Our team has been monitoring some key developments that could soon impact US and Canadian companies that list shares on US exchanges. One of 2014′s most important legal developments is likely to flow from the US Supreme Court’s ruling on “fraud on the market” theory, to be rendered in Halliburton Co. v. Erica P. John Fund Inc. (“Haliburton”). Oral argument in Halliburton took place on March 5, 2014.

In Halliburton, the US Supreme Court has been asked whether “it should overrule or substantially modify the holding in Basic v. Levinson, 485 U.S. 224 (1988) … to the extent that it recognizes a presumption of class-wide reliance derived from the fraud on the market theory.”  The decision in Halliburton is expected to be of importance given that in Amgen Inc. v. Connecticut Retirement Plans, a case decided in early 2013, members of the Supreme Court expressed concern with respect to the fraud on the market theory. 

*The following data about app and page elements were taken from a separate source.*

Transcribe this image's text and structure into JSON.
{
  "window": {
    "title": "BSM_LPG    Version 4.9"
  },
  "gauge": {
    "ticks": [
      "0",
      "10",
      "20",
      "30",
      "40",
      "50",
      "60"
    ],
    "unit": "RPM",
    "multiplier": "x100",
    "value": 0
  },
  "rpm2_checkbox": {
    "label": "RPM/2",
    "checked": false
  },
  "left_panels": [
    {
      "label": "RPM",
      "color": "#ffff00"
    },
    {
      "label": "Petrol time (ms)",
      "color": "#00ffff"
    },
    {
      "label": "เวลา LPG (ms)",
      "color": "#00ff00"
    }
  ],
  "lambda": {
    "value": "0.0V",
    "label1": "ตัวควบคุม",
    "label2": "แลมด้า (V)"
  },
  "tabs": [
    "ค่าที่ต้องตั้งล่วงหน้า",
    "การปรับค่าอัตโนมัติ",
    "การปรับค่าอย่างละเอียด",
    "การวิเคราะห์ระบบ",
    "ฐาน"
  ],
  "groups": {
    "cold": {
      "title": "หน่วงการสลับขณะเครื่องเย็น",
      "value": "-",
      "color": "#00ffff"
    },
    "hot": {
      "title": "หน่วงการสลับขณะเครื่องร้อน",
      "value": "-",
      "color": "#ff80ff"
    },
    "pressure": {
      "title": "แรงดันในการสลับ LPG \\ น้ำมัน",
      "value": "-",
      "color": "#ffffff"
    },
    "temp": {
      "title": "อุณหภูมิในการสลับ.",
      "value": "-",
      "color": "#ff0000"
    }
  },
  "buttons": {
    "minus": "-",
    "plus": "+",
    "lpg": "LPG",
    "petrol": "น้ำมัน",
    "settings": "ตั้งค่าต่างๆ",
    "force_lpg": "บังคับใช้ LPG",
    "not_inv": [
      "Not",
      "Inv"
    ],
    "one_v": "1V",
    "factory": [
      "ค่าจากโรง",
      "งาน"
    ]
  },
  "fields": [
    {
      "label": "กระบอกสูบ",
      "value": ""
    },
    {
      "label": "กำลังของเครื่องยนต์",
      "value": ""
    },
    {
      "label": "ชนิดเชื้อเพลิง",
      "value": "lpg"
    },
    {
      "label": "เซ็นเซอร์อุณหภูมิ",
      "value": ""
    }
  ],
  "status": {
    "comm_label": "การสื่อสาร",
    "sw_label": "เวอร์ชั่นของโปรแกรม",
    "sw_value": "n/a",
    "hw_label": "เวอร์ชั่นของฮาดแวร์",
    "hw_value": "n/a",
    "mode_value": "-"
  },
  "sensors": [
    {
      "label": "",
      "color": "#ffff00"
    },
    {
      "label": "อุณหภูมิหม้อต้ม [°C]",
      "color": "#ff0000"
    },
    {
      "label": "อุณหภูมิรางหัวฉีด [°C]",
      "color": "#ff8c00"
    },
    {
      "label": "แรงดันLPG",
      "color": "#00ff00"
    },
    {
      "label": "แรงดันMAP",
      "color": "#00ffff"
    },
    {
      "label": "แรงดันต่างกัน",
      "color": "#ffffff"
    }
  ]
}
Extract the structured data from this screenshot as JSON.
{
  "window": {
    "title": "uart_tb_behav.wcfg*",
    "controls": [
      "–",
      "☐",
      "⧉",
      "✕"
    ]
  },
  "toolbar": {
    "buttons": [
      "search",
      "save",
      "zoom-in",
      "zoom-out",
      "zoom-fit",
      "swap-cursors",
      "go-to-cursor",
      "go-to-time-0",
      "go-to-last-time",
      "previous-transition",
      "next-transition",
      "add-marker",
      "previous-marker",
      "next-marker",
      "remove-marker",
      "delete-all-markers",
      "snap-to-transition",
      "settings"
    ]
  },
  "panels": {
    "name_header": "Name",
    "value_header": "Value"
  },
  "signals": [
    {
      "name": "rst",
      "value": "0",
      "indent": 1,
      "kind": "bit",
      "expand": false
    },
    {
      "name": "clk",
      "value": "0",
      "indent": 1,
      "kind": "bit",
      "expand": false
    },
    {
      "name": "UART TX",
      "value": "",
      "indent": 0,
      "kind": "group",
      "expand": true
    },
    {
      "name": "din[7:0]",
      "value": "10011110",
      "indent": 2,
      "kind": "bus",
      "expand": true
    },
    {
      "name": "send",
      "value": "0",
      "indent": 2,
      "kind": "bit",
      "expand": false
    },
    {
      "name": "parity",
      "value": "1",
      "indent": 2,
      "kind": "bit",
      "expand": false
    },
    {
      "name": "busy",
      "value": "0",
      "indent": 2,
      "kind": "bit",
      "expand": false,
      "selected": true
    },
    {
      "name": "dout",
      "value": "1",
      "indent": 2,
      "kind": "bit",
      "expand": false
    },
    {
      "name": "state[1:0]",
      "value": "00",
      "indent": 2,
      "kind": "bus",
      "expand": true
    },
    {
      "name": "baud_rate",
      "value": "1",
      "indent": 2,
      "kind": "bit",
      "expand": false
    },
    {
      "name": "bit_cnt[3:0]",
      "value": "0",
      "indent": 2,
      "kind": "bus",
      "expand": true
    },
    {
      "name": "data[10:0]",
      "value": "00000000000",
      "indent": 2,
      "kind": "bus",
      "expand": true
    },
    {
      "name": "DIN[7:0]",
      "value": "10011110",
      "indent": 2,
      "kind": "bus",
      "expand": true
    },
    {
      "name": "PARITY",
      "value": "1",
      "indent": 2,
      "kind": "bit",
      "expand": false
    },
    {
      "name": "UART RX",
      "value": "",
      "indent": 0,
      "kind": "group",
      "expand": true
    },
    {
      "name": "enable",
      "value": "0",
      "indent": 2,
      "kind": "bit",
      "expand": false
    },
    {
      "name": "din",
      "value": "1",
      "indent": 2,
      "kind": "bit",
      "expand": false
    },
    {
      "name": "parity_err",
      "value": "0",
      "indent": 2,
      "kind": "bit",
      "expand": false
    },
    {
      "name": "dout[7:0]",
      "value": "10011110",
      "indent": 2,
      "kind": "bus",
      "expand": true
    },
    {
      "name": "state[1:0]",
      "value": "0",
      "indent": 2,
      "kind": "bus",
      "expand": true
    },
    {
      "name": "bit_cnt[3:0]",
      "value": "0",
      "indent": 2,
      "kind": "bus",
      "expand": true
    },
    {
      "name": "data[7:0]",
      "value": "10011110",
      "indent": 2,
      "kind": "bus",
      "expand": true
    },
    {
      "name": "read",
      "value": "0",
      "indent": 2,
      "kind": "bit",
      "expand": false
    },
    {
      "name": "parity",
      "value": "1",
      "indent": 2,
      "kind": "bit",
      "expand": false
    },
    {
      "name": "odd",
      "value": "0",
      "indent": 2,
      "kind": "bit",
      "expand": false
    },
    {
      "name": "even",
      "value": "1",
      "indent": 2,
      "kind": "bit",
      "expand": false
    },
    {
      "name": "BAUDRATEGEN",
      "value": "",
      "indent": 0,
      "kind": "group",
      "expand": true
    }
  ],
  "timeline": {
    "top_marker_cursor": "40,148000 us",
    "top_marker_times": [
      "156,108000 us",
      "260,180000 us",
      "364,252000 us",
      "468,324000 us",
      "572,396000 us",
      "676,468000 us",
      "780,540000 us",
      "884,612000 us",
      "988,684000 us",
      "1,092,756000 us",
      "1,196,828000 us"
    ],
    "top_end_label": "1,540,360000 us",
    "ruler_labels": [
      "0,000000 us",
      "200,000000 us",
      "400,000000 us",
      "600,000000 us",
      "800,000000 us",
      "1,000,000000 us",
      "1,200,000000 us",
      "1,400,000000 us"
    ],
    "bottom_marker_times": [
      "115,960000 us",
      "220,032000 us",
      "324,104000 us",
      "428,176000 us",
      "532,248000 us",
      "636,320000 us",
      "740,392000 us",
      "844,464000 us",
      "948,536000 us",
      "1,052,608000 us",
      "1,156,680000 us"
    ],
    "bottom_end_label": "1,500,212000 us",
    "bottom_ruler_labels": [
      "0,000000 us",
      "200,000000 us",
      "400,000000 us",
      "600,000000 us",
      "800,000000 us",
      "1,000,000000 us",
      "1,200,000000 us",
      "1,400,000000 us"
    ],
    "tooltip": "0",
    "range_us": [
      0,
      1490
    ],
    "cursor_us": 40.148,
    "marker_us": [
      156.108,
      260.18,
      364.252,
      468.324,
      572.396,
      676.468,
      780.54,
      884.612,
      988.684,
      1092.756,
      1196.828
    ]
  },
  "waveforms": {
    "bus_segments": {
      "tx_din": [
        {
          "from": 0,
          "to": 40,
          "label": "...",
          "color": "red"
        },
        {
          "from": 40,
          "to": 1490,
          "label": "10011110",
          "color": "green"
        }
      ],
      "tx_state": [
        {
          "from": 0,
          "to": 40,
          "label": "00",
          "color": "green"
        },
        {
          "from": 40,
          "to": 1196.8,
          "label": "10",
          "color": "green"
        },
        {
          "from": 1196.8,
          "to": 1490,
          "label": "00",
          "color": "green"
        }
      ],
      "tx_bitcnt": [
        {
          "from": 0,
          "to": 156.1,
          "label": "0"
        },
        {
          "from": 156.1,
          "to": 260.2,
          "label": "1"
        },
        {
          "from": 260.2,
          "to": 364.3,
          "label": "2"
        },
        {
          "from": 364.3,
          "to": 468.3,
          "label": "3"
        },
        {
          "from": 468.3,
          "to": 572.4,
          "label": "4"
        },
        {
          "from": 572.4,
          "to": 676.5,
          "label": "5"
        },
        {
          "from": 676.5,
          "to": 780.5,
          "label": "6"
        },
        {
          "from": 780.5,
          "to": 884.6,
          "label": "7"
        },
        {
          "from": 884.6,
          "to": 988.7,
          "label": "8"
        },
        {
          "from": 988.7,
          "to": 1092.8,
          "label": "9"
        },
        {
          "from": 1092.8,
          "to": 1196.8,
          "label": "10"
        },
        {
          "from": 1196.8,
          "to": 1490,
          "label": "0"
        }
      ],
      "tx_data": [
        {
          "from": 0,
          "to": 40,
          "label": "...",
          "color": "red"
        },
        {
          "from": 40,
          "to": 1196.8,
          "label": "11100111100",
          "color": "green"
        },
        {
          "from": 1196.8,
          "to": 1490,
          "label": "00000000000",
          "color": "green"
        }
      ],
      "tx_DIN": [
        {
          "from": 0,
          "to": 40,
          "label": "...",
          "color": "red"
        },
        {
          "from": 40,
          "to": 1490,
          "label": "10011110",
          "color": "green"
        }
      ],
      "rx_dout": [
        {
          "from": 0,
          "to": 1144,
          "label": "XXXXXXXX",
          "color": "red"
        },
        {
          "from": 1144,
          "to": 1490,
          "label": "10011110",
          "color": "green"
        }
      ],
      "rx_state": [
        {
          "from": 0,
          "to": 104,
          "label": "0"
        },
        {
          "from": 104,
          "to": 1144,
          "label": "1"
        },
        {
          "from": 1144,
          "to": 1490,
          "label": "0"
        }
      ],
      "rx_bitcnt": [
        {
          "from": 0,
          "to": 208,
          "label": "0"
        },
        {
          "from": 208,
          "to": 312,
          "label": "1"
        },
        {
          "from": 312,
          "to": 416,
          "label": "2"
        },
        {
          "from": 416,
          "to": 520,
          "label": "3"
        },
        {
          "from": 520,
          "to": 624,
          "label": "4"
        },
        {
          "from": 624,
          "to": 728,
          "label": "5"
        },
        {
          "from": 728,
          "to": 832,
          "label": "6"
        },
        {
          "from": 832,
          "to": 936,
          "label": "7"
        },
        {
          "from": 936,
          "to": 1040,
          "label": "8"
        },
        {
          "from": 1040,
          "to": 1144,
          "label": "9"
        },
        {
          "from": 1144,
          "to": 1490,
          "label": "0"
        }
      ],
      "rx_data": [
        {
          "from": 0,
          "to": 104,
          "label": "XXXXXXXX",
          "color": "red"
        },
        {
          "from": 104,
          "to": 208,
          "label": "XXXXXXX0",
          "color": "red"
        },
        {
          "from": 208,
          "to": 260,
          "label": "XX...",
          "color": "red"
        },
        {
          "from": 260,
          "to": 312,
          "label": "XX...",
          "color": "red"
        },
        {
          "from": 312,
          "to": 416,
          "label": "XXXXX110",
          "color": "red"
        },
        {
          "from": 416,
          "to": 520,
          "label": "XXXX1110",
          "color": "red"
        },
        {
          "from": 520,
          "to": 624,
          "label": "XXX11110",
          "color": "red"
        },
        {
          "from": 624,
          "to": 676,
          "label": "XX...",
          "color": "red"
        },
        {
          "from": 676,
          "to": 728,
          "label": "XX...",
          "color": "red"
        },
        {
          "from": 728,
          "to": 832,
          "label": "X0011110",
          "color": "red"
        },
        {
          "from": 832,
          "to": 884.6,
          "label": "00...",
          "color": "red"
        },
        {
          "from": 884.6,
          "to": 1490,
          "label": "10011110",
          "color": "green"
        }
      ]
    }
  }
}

In Basic v. Levinson, the US Supreme Court had previously stated that the reliance requirement under section 10(b) of the Securities Exchange Act of 1934 and SEC Rule 10b-5, placed “an unnecessarily unrealistic evidentiary burden” on plaintiffs who traded on an impersonal market.  To address this concern, the Court accepted the “fraud on the market” theory, by which plaintiffs benefit from a rebuttable presumption of reliance on material misrepresentations made to the public.  The fraud on the market presumption is based on the assumption that, in an efficient market, the price of shares reflects all publicly available information. Thus, under the theory, any material information is expected to result quickly in a decrease in the price of a share. A key assumption under the theory is that fraud was what kept the share price high before proper disclosure, and as such reliance is imputed.

The Court’s approval of the fraud on the market theory expanded securities class actions in the US from 1988 to date, and the theory has found its way into securities litigation in neighboring jurisdictions, most notably in Canada. Currently, in Canada, it remains unclear as to whether there exists a fraud on the market presumption of reliance at common law (although provincial statutory liability in Canada exempts plaintiffs from the need to prove reliance where there has been secondary market misrepresentation, but with express conditions and liability ceilings).

Canadian domiciled companies are now watching the Halliburton case with interest. Canadian issuers are increasingly facing the fraud on the market presumption as the increasing trend toward parallel US/Canada filings continues.  A recent report indicates that as of December 2013, there were 54 Canadian securities class actions pending, representing more than $19 billion in claims.  In 2013 alone, there were 10 new securities class actions filed in Canada; 8 of those actions involved securities listed on the Toronto Stock Exchange (TSX), with six issuers also being cross-listed on the US exchanges and each of these companies faces parallel securities class actions filed in the US.

The upcoming decision in Halliburton will be very important for both US and foreign companies that are exposed to Rule 10(b)-5 liability in the US. Going forward, the decision is also expected to play a role in shaping Canadian common and civil law with respect to the principle of reliance in securities class actions.